May 21, 2024, Tuesday
Nepal 1:37:26 pm

Nepal Human Rights Year Book 2023 launched

The Nepal Weekly
February 28, 2023

Speaker of the House of Representatives, Devraj Ghimire had released the Nepal Human Rights Year Book 2023 published by Informal Sector Service Center (INSEC) amidst a function in Kathmandu last week. Addressing on the occasion he emphasized the need for the Government to complete the peace process initiated after the end of the decade-long civil war. He commented that the government has not prioritized the tasks of the Commission for Investigation of the Disappeared Persons and the Truth and Reconciliation Commission.

Ghimire said that the term of both the commissions will expire before they have completed their work and the process of extension is going on. However, the government has not formulated a concrete program by reestablishing the commissions as a concrete body to accommodate the peace process.

Before the recent extension of the terms, on 14 October 2022, the Council of Ministers led by the then Prime Minister Sher Bahadur Deuba had extended the term of the Truth and Reconciliation Commission, Disappearance Investigation Commission, and its officials by one year, 16 July 2021. The Speaker Criticised the government on the fact that although the term has been extended twice in a short period, both commissions are still without officials. He further mentioned that the parliament has yet to enact various laws, and untimely formulation of legal acts has burdened the judiciary.

INSEC Founding Chairperson, Sushil Pyakurel, expressed his concerns over the rising incidents regarding violence and killing of women and children by family members. He pointed out the need for the state’s accountability towards the cases documented in the Nepal Human Rights Year Book 2023.

At the ceremony, INSEC released the statistics that showed 7,376 victims of human rights violations and atrocities in 2022.

Norwegian Ambassador Torun Daramdal mentioned the need for cooperation of the government with civil society and the private sector for the protection and promotion of human rights and emphasized that there should be joint initiatives to end violence and achieve sustainable development goals.

Daramdal reviewed the significant cases of human rights violations and abuses.

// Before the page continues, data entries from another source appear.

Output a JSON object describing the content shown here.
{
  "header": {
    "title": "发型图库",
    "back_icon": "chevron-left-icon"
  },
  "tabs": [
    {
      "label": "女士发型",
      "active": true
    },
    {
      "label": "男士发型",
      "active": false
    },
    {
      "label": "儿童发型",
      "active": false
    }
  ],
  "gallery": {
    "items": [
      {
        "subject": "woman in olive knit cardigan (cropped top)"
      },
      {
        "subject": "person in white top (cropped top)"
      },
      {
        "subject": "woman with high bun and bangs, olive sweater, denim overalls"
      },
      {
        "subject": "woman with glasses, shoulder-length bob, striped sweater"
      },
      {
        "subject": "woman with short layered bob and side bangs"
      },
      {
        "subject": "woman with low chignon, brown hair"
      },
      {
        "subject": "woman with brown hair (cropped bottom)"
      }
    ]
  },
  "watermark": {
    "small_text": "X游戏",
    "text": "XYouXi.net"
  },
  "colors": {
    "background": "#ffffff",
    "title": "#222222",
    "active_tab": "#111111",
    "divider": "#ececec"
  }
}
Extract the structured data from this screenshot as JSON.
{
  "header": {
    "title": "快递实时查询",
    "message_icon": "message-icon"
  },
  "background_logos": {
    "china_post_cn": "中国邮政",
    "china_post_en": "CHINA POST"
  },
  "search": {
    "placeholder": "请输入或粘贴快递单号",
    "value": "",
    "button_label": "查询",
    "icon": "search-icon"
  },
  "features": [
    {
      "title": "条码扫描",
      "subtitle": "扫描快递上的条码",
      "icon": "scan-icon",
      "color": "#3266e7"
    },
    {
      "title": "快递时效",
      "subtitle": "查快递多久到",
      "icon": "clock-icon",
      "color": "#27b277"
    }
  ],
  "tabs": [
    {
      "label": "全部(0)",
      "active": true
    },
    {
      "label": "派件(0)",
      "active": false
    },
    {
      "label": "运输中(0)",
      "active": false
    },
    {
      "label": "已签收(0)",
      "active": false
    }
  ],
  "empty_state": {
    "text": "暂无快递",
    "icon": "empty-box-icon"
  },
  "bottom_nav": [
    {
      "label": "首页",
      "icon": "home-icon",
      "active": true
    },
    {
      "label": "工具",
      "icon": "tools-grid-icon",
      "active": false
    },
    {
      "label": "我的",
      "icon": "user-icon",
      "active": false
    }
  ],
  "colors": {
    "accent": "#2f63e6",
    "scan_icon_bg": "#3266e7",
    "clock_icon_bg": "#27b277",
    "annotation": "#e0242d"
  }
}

She shared that while analyzing the cases and statistics, a major factor for violence against women was the conservative thinking of society towards women. She pointed out the need for integrated efforts to reduce and end such cases of discrimination and violence.

Sumnima Tuladhar, executive director of CIWIN, mentioned that the Nepal Human Rights Year Book is a  primary source of documentation of the human rights situation in Nepal and praised INSEC for raising the issues of many significant incidents in the yearbook and recording comparative statistics. She mentioned that the government is responsible for addressing various factors contributing to violence toward women.

Chairperson of INSEC, Dr Kundan Aryal, recalled that since 1992, INSEC has been documenting and advocating for Human Rights protection in Nepal Human Rights Year Book. The initiation of INSCE continues through the 31st edition of the book.

Dr. Aryal emphasized a need for continuous supervision for clean and fair elections and commented on the government waiver of the fines imposed on candidates who failed to submit their expenditure details to the Election Commission on time and raised questions about human rights and good governance.

INSEC Executive Director Bijayraj Gautam stated that INSEC has been publishing Nepal Human Rights Year Book, every year since 1992. In 2022, the book documented 622 cases of human rights violations, including 50 women and 572 men, and 5,944 cases of human rights abuse with  6,754 victims, including women, 807, and three sexual and gender minorities.

According to the statistics, the highest number of victims of violence against women is 4,228. Gautam informed that, in terms of victims of violence against women, 1,623 were in Lumbini Province, 956 in Sudurpaschim Province, 457 in Province 1, 434 in Bagmati Province, 337 in Gandaki Province, 211 in Karnali Province and 210 in Madhesh Province.